__HOW TO COMPLETE THIS TASK__.
Please copy each line in the records below that contains the string "industriels".

━━━ SOURCE DATA ━━━

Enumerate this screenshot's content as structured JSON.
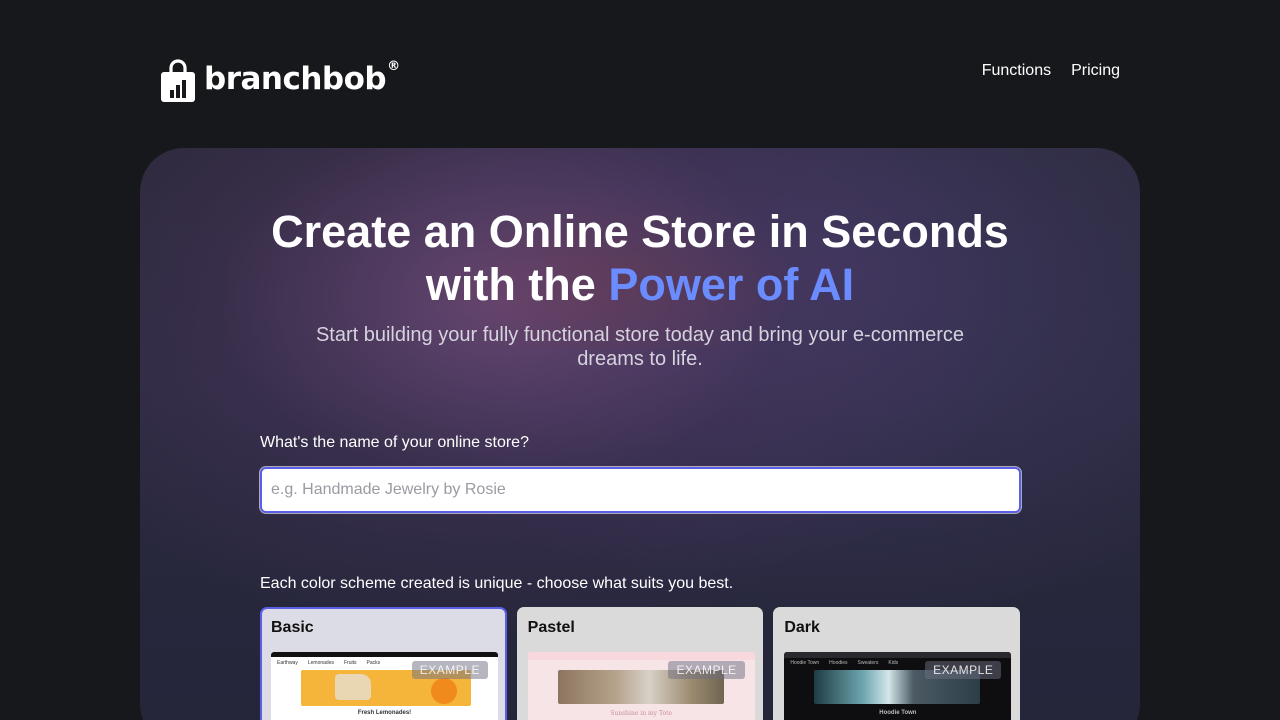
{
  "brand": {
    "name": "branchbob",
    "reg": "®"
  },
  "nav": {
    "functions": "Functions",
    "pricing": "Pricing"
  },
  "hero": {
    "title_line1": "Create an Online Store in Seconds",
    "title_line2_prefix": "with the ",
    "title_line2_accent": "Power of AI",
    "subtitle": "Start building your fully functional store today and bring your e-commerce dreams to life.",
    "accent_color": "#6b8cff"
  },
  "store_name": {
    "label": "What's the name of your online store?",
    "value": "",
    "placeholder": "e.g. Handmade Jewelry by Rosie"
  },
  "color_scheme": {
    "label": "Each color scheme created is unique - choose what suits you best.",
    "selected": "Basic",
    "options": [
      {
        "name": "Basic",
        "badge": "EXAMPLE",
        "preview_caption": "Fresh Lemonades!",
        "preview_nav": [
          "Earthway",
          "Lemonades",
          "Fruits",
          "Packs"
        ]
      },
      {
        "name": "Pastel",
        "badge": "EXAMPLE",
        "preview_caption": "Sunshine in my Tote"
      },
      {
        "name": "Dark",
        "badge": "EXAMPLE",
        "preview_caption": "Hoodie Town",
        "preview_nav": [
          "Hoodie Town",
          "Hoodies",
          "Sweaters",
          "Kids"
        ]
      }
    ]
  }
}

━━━
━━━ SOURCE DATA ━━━

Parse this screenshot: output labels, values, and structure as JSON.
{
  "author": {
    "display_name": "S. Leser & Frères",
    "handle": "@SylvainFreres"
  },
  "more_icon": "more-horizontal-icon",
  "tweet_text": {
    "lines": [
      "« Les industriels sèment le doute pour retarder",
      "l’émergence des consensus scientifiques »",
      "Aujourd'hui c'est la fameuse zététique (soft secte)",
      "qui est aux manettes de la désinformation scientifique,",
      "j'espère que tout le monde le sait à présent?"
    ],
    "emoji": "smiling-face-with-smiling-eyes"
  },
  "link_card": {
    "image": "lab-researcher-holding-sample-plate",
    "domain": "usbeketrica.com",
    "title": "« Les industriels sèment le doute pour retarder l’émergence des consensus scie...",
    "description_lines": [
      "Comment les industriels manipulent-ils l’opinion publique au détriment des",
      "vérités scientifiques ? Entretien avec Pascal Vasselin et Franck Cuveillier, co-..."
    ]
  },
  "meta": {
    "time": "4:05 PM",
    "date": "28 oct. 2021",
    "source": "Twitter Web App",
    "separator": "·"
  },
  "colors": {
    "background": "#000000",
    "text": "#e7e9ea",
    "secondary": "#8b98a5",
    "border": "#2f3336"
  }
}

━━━
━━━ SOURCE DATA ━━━

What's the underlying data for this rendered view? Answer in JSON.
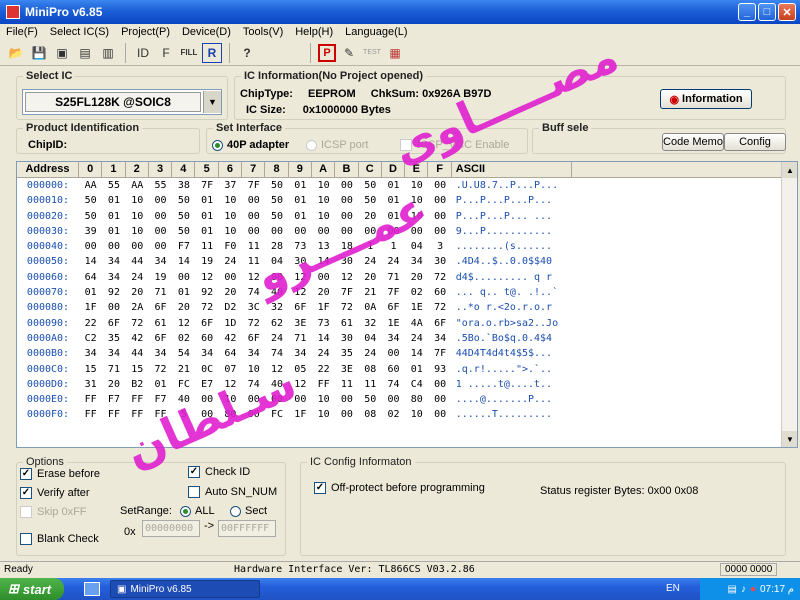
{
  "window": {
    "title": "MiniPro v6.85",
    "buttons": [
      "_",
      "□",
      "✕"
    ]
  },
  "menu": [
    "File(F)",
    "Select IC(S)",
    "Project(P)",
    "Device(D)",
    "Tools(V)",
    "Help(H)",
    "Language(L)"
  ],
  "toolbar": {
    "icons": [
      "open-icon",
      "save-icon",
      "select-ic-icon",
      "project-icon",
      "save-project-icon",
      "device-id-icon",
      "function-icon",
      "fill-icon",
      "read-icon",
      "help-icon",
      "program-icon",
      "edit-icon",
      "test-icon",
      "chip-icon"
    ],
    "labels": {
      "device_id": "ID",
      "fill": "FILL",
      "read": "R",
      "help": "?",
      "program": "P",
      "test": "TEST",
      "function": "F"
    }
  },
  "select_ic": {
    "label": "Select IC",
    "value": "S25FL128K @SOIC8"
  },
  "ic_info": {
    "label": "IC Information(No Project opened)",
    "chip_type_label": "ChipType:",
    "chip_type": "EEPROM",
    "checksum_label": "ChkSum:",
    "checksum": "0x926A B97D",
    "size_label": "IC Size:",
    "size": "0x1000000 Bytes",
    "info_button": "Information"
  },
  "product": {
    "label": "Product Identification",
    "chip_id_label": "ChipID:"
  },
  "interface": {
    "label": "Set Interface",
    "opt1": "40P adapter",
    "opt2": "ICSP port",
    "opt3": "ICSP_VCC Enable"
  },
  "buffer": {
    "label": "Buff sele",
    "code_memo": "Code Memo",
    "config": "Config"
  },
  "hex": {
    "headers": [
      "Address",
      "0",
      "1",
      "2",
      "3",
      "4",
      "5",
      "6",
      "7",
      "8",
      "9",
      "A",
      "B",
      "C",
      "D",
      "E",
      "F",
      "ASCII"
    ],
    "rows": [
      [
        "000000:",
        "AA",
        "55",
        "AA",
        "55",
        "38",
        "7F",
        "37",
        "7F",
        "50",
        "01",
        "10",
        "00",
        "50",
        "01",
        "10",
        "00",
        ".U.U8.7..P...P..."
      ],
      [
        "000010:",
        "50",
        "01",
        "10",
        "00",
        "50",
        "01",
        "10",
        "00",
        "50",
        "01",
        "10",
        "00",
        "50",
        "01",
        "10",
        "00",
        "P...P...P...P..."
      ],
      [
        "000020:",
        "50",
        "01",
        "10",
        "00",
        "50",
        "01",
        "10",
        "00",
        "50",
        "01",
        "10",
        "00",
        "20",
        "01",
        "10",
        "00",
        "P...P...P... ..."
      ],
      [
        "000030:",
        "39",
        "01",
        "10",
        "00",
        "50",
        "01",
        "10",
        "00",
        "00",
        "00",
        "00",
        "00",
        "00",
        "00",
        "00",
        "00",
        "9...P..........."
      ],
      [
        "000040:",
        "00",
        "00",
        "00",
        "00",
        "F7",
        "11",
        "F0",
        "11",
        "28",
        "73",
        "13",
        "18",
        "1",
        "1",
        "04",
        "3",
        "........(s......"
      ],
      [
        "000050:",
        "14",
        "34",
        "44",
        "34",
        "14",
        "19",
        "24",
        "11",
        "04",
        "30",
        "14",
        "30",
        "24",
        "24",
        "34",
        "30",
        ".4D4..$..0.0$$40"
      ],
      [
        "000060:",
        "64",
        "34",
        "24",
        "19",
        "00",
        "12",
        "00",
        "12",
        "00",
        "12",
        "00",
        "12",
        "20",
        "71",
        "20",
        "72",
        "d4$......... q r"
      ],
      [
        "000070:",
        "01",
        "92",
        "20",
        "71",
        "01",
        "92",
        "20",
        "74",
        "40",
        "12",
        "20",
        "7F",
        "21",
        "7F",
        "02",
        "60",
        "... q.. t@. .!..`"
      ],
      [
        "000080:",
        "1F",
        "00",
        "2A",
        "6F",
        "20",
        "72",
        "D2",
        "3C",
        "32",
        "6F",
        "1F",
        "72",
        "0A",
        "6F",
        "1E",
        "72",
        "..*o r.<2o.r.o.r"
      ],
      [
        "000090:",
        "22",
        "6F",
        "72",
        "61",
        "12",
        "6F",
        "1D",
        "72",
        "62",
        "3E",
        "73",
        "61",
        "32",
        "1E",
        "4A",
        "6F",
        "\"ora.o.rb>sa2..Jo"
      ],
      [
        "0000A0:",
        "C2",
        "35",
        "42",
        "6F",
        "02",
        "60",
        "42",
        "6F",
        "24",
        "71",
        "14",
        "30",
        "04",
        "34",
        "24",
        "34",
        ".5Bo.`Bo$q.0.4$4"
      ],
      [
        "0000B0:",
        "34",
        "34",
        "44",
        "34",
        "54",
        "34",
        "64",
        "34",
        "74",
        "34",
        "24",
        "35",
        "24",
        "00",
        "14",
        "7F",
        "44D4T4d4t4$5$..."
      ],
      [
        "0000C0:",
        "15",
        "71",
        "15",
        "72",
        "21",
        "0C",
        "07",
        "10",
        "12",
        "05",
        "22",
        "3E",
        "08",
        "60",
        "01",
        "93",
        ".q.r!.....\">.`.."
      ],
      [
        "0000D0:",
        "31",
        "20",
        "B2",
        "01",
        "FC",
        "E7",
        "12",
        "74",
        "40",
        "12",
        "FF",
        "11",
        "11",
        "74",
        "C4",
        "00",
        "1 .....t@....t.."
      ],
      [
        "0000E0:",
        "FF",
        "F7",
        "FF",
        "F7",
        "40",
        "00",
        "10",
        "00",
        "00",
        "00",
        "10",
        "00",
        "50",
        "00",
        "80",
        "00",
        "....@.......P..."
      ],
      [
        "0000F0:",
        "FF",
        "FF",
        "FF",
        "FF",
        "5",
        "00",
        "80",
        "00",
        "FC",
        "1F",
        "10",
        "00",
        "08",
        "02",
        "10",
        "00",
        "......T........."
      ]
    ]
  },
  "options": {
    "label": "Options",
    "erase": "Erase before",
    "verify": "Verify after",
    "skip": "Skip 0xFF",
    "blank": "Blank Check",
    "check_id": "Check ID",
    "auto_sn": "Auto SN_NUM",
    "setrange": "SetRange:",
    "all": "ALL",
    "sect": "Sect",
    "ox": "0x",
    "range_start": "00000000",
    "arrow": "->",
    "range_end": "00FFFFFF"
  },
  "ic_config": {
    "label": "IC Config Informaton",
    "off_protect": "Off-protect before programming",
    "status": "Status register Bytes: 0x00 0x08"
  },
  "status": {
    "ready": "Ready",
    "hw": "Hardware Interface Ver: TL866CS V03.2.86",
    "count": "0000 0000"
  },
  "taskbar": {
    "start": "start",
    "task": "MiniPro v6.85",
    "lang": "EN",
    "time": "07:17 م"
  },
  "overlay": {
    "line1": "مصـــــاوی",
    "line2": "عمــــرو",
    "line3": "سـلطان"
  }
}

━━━

__SOLUTION TO THIS EXERCISE__.
      "« Les industriels sèment le doute pour retarder",
    "title": "« Les industriels sèment le doute pour retarder l’émergence des consensus scie...",
      "Comment les industriels manipulent-ils l’opinion publique au détriment des",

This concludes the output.